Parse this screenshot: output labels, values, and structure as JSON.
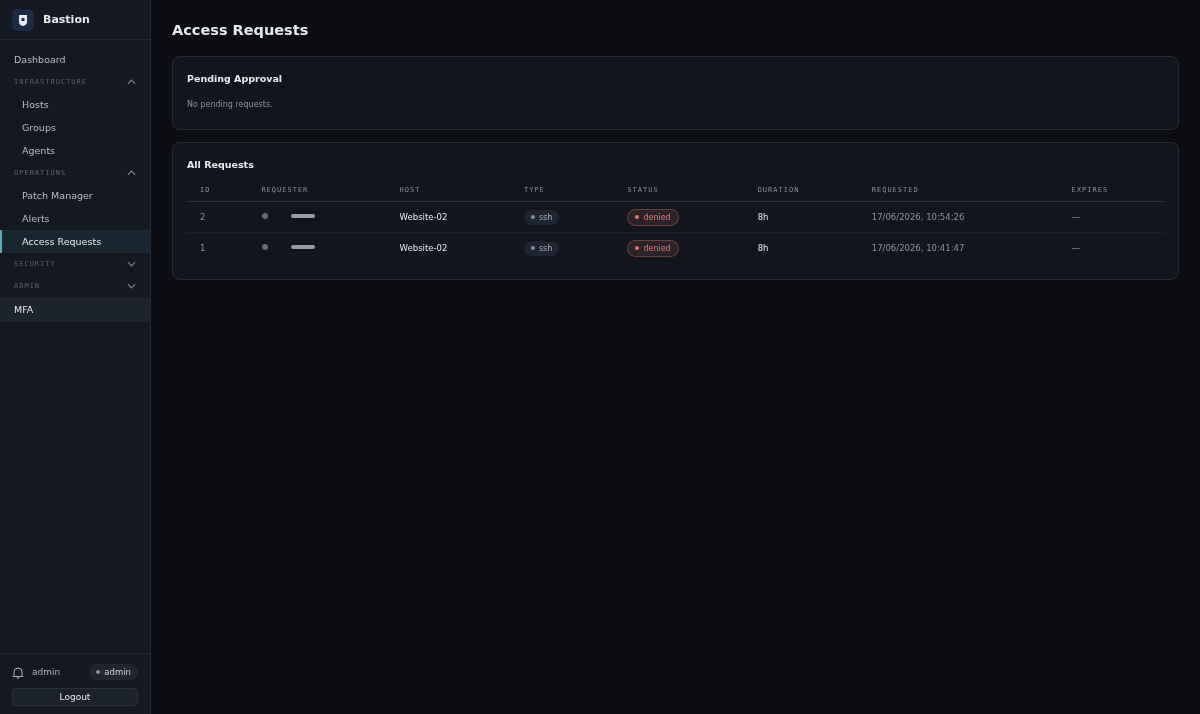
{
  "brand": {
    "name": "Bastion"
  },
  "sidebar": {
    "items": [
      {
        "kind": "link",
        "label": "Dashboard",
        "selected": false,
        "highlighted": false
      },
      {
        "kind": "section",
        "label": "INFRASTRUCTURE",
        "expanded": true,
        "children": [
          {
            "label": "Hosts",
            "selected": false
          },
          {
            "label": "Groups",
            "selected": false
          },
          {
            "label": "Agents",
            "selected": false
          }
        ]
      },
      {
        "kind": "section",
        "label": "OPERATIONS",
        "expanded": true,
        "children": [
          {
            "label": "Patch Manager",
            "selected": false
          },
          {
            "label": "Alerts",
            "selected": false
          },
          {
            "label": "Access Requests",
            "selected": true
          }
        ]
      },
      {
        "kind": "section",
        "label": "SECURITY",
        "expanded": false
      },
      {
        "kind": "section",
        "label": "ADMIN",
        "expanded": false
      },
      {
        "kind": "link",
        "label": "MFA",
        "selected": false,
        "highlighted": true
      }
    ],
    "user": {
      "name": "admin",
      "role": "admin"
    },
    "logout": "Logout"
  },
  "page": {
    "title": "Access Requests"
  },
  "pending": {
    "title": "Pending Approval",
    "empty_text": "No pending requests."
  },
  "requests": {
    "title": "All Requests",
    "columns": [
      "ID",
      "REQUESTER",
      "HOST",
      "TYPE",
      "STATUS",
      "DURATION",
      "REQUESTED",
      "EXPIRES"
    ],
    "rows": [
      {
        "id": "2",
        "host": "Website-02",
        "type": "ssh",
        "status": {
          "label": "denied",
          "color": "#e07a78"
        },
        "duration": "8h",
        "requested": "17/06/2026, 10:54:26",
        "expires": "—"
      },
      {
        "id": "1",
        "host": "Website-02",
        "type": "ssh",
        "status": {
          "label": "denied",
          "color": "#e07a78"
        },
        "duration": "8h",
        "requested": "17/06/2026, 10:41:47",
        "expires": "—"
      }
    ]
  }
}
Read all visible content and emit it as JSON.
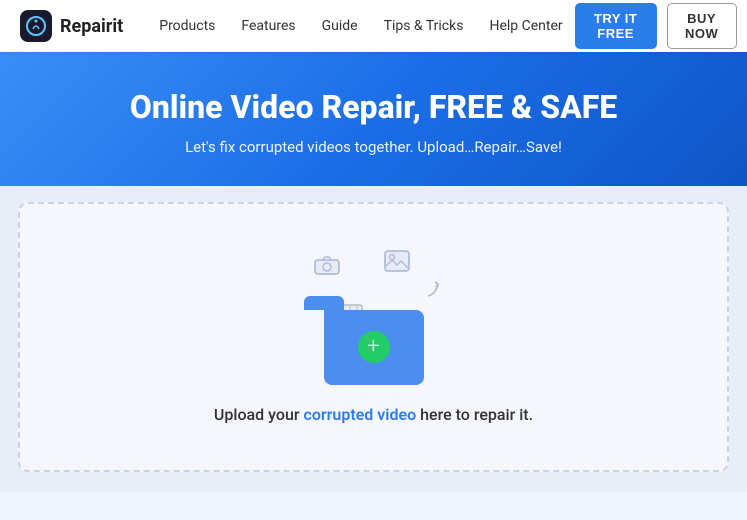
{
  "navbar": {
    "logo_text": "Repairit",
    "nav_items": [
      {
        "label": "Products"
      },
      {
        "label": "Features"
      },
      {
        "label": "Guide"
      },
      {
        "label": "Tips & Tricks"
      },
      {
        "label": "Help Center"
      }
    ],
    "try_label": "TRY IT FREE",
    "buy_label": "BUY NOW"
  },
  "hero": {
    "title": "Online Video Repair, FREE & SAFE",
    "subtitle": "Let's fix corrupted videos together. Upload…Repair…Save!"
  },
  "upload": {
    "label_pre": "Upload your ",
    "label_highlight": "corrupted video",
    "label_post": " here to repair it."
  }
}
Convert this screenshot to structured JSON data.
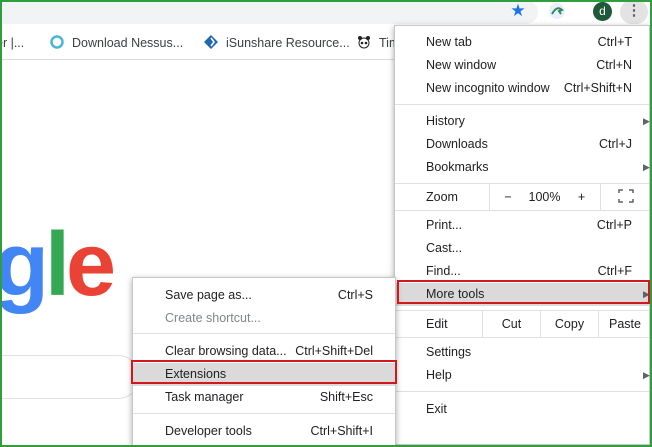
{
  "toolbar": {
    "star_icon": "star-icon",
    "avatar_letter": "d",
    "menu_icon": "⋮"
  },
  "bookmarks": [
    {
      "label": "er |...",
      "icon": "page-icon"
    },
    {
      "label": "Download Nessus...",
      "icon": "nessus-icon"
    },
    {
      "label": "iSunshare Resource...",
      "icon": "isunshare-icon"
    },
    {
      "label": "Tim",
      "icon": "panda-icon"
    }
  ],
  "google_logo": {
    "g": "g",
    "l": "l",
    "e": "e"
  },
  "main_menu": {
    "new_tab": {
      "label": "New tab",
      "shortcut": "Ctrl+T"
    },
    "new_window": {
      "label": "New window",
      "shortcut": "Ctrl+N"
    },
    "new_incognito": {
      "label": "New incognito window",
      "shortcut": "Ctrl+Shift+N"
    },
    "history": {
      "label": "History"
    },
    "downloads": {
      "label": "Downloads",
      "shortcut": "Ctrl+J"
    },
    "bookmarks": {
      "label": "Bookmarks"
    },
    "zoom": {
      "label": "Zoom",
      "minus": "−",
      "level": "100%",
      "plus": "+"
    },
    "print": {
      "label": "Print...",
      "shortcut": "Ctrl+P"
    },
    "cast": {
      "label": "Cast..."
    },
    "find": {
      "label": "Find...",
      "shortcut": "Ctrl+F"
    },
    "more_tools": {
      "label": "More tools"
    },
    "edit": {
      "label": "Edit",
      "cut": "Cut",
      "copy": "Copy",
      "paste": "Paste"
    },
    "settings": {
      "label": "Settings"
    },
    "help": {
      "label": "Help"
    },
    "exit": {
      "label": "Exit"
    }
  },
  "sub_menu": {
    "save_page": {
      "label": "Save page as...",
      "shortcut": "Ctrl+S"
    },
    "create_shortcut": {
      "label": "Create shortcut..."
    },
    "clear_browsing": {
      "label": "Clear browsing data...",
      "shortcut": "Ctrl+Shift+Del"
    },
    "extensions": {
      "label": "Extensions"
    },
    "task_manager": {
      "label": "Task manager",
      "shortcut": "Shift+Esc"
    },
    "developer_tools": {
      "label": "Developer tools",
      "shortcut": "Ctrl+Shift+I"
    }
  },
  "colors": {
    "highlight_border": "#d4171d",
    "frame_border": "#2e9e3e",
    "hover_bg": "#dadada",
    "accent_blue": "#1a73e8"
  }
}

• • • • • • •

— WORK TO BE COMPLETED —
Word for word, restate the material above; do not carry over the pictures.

— ANSWER TO THE PROBLEM —
Parse this screenshot: output labels, values, and structure as JSON.
{
  "brand": {
    "name": "Bastion"
  },
  "sidebar": {
    "items": [
      {
        "kind": "link",
        "label": "Dashboard",
        "selected": false,
        "highlighted": false
      },
      {
        "kind": "section",
        "label": "INFRASTRUCTURE",
        "expanded": true,
        "children": [
          {
            "label": "Hosts",
            "selected": false
          },
          {
            "label": "Groups",
            "selected": false
          },
          {
            "label": "Agents",
            "selected": false
          }
        ]
      },
      {
        "kind": "section",
        "label": "OPERATIONS",
        "expanded": true,
        "children": [
          {
            "label": "Patch Manager",
            "selected": false
          },
          {
            "label": "Alerts",
            "selected": false
          },
          {
            "label": "Access Requests",
            "selected": true
          }
        ]
      },
      {
        "kind": "section",
        "label": "SECURITY",
        "expanded": false
      },
      {
        "kind": "section",
        "label": "ADMIN",
        "expanded": false
      },
      {
        "kind": "link",
        "label": "MFA",
        "selected": false,
        "highlighted": true
      }
    ],
    "user": {
      "name": "admin",
      "role": "admin"
    },
    "logout": "Logout"
  },
  "page": {
    "title": "Access Requests"
  },
  "pending": {
    "title": "Pending Approval",
    "empty_text": "No pending requests."
  },
  "requests": {
    "title": "All Requests",
    "columns": [
      "ID",
      "REQUESTER",
      "HOST",
      "TYPE",
      "STATUS",
      "DURATION",
      "REQUESTED",
      "EXPIRES"
    ],
    "rows": [
      {
        "id": "2",
        "host": "Website-02",
        "type": "ssh",
        "status": {
          "label": "denied",
          "color": "#e07a78"
        },
        "duration": "8h",
        "requested": "17/06/2026, 10:54:26",
        "expires": "—"
      },
      {
        "id": "1",
        "host": "Website-02",
        "type": "ssh",
        "status": {
          "label": "denied",
          "color": "#e07a78"
        },
        "duration": "8h",
        "requested": "17/06/2026, 10:41:47",
        "expires": "—"
      }
    ]
  }
}
Read all visible content and emit it as JSON.
{
  "navbar": {
    "logo_text": "Repairit",
    "nav_items": [
      {
        "label": "Products"
      },
      {
        "label": "Features"
      },
      {
        "label": "Guide"
      },
      {
        "label": "Tips & Tricks"
      },
      {
        "label": "Help Center"
      }
    ],
    "try_label": "TRY IT FREE",
    "buy_label": "BUY NOW"
  },
  "hero": {
    "title": "Online Video Repair, FREE & SAFE",
    "subtitle": "Let's fix corrupted videos together. Upload…Repair…Save!"
  },
  "upload": {
    "label_pre": "Upload your ",
    "label_highlight": "corrupted video",
    "label_post": " here to repair it."
  }
}
Convert this screenshot to structured JSON data.
{
  "toolbar": {
    "star_icon": "star-icon",
    "avatar_letter": "d",
    "menu_icon": "⋮"
  },
  "bookmarks": [
    {
      "label": "er |...",
      "icon": "page-icon"
    },
    {
      "label": "Download Nessus...",
      "icon": "nessus-icon"
    },
    {
      "label": "iSunshare Resource...",
      "icon": "isunshare-icon"
    },
    {
      "label": "Tim",
      "icon": "panda-icon"
    }
  ],
  "google_logo": {
    "g": "g",
    "l": "l",
    "e": "e"
  },
  "main_menu": {
    "new_tab": {
      "label": "New tab",
      "shortcut": "Ctrl+T"
    },
    "new_window": {
      "label": "New window",
      "shortcut": "Ctrl+N"
    },
    "new_incognito": {
      "label": "New incognito window",
      "shortcut": "Ctrl+Shift+N"
    },
    "history": {
      "label": "History"
    },
    "downloads": {
      "label": "Downloads",
      "shortcut": "Ctrl+J"
    },
    "bookmarks": {
      "label": "Bookmarks"
    },
    "zoom": {
      "label": "Zoom",
      "minus": "−",
      "level": "100%",
      "plus": "+"
    },
    "print": {
      "label": "Print...",
      "shortcut": "Ctrl+P"
    },
    "cast": {
      "label": "Cast..."
    },
    "find": {
      "label": "Find...",
      "shortcut": "Ctrl+F"
    },
    "more_tools": {
      "label": "More tools"
    },
    "edit": {
      "label": "Edit",
      "cut": "Cut",
      "copy": "Copy",
      "paste": "Paste"
    },
    "settings": {
      "label": "Settings"
    },
    "help": {
      "label": "Help"
    },
    "exit": {
      "label": "Exit"
    }
  },
  "sub_menu": {
    "save_page": {
      "label": "Save page as...",
      "shortcut": "Ctrl+S"
    },
    "create_shortcut": {
      "label": "Create shortcut..."
    },
    "clear_browsing": {
      "label": "Clear browsing data...",
      "shortcut": "Ctrl+Shift+Del"
    },
    "extensions": {
      "label": "Extensions"
    },
    "task_manager": {
      "label": "Task manager",
      "shortcut": "Shift+Esc"
    },
    "developer_tools": {
      "label": "Developer tools",
      "shortcut": "Ctrl+Shift+I"
    }
  },
  "colors": {
    "highlight_border": "#d4171d",
    "frame_border": "#2e9e3e",
    "hover_bg": "#dadada",
    "accent_blue": "#1a73e8"
  }
}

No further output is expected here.